§ WHAT THIS TASK INVOLVES
Where in the data below does the word "endl" appear? Copy every line that has it.

---

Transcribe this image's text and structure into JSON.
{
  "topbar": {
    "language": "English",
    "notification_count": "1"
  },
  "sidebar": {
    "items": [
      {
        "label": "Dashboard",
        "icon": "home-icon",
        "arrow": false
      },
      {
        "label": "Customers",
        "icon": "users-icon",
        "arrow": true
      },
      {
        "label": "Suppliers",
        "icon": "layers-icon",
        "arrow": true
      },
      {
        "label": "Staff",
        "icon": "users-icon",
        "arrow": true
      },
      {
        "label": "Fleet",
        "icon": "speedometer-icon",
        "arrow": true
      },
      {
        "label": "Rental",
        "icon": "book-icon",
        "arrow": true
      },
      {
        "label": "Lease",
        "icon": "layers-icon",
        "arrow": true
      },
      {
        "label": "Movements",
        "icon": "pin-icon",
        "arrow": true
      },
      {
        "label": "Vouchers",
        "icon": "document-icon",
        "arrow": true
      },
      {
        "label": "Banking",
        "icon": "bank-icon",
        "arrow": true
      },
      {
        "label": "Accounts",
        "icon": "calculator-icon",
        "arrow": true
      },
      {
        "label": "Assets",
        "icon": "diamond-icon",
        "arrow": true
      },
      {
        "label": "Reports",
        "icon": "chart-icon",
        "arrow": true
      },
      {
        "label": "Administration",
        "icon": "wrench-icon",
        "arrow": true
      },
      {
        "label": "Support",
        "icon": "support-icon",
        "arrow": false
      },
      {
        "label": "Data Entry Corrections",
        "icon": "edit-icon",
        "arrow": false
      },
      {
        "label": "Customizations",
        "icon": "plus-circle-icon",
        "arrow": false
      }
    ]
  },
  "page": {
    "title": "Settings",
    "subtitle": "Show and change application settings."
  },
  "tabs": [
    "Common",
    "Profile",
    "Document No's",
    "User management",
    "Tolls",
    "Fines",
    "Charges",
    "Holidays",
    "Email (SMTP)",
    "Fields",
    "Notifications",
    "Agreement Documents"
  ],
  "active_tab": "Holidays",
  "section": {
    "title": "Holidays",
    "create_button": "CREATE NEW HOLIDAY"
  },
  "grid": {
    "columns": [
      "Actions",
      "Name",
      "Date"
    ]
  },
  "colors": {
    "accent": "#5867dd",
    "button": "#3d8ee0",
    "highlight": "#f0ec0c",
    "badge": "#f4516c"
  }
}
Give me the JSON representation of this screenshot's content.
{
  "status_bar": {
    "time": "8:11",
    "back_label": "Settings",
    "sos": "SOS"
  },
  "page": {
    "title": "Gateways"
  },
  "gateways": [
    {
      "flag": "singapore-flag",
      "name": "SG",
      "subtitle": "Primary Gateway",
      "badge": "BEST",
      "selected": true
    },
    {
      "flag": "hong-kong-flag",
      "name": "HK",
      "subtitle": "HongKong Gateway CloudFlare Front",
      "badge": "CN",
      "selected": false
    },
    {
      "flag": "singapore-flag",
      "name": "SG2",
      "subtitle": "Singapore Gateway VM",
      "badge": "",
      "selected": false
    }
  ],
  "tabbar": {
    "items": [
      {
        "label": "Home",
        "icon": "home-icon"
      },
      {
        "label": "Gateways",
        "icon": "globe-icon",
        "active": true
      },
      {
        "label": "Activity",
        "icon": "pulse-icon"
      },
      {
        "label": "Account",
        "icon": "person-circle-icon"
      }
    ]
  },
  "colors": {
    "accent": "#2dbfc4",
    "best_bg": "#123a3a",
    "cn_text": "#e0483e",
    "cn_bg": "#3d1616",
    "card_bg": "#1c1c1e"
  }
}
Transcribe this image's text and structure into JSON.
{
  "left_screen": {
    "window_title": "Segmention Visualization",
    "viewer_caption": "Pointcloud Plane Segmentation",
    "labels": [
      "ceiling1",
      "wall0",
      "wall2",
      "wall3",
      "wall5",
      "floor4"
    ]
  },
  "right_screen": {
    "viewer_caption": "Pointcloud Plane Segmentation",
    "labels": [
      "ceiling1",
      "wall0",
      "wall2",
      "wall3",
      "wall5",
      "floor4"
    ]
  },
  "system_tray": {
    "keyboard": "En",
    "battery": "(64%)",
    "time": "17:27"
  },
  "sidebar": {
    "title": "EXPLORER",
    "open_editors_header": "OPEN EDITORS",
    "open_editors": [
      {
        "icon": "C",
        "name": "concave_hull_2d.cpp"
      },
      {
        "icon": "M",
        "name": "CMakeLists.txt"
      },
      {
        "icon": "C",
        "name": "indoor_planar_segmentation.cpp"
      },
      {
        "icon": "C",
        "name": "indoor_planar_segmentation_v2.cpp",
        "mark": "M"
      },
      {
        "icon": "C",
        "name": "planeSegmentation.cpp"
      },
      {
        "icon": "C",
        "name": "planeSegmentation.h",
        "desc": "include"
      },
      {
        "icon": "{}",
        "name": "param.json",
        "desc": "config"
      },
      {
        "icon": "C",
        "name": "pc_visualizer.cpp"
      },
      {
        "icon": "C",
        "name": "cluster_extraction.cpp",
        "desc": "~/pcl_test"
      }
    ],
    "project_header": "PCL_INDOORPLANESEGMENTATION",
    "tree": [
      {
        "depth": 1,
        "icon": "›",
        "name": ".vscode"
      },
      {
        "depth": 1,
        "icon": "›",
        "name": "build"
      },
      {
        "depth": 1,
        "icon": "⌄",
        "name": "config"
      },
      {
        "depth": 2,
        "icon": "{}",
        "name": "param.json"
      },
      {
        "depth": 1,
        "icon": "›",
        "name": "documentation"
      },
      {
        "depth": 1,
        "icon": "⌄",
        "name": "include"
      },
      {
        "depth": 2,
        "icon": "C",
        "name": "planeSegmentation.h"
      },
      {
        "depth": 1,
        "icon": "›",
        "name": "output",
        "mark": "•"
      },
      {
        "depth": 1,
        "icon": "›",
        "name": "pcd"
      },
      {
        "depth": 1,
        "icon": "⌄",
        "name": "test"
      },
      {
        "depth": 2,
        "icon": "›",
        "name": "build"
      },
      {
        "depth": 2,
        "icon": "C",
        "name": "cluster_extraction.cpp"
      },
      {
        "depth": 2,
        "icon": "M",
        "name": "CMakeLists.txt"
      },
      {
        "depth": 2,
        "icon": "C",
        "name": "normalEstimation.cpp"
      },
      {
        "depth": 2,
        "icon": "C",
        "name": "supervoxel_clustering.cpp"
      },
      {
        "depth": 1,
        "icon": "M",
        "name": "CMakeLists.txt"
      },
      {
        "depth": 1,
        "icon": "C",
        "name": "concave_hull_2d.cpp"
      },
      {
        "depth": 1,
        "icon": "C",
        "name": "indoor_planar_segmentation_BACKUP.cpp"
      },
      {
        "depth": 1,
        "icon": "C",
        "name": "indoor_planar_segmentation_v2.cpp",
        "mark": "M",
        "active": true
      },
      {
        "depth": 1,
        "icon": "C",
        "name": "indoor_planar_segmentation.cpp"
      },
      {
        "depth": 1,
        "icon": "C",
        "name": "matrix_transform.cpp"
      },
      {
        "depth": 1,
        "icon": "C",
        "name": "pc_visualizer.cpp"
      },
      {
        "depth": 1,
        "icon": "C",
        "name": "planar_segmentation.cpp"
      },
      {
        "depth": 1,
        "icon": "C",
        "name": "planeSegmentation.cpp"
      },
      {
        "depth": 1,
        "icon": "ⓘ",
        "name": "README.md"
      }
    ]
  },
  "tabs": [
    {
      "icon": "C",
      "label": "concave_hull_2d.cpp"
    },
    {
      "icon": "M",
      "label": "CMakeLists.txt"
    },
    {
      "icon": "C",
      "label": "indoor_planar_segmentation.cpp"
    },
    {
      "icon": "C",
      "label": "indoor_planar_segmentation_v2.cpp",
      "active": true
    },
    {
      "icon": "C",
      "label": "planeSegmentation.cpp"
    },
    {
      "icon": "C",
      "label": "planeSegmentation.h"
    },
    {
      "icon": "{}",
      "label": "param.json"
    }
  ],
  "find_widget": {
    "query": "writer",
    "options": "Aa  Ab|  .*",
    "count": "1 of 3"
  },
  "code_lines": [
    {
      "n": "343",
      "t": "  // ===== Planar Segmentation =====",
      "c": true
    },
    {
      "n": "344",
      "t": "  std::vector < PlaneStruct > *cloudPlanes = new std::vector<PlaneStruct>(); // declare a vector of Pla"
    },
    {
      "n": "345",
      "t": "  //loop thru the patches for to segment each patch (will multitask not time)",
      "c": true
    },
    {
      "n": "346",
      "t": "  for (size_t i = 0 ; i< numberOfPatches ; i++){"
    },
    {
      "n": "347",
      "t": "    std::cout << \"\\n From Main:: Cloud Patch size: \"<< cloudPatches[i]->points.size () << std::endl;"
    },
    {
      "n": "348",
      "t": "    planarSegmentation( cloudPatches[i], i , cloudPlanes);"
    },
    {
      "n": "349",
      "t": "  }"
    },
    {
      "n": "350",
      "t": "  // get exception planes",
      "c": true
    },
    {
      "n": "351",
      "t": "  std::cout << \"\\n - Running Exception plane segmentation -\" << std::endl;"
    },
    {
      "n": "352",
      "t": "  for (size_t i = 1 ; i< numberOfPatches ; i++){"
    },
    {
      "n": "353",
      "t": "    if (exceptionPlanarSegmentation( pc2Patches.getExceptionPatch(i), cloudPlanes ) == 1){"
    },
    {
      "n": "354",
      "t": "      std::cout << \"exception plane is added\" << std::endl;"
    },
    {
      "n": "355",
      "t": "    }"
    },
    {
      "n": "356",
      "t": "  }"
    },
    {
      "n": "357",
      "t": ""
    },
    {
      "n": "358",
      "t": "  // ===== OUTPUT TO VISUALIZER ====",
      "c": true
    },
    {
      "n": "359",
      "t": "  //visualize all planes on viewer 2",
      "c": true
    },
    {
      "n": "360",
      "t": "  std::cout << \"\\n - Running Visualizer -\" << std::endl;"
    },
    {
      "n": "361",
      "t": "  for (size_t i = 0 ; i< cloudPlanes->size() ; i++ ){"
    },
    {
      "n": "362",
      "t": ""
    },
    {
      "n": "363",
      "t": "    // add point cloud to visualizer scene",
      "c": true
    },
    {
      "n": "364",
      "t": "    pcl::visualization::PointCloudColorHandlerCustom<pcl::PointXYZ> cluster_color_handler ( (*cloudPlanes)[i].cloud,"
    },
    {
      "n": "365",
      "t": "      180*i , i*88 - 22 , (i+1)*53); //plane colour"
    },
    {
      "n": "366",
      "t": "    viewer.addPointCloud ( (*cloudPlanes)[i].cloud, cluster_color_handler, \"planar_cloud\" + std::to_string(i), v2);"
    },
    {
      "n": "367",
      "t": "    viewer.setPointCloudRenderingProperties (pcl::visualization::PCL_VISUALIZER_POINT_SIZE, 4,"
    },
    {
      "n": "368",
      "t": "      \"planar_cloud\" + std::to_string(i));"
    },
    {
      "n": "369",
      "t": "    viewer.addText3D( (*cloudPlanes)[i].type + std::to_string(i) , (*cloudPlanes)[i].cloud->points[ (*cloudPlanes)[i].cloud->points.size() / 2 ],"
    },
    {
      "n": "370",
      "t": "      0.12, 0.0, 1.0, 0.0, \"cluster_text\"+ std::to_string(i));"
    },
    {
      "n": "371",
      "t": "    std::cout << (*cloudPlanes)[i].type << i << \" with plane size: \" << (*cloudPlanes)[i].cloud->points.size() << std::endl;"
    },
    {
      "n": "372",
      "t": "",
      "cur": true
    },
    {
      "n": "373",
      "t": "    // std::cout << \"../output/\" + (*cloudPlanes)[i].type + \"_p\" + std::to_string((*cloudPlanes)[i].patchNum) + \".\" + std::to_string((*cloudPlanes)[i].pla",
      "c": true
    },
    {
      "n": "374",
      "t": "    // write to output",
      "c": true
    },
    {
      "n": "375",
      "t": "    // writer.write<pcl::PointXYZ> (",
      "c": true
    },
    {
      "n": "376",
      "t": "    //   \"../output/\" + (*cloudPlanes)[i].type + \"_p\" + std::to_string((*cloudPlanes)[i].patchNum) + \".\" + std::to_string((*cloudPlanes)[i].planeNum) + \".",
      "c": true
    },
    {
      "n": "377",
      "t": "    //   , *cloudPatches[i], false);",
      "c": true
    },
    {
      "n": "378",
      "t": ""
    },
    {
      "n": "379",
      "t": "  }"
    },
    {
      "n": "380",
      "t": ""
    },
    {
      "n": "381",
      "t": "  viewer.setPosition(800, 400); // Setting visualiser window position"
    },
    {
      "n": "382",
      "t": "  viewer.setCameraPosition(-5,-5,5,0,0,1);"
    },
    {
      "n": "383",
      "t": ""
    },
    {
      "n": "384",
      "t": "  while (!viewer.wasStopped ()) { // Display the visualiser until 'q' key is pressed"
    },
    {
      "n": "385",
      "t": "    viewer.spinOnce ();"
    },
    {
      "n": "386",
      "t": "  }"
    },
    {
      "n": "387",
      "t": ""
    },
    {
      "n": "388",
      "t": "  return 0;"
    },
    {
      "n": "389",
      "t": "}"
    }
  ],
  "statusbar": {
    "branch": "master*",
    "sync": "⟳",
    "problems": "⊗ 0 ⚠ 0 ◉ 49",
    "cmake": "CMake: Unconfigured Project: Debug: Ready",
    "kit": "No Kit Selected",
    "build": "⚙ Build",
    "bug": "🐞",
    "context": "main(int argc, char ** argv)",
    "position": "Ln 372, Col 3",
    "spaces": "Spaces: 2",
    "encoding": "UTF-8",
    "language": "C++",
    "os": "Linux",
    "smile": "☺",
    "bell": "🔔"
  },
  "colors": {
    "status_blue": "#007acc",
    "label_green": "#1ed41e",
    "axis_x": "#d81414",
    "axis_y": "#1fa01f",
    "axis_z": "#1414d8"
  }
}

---

§ RESPONSE BOX
      "t": "    std::cout << \"\\n From Main:: Cloud Patch size: \"<< cloudPatches[i]->points.size () << std::endl;"
      "t": "  std::cout << \"\\n - Running Exception plane segmentation -\" << std::endl;"
      "t": "      std::cout << \"exception plane is added\" << std::endl;"
      "t": "  std::cout << \"\\n - Running Visualizer -\" << std::endl;"
      "t": "    std::cout << (*cloudPlanes)[i].type << i << \" with plane size: \" << (*cloudPlanes)[i].cloud->points.size() << std::endl;"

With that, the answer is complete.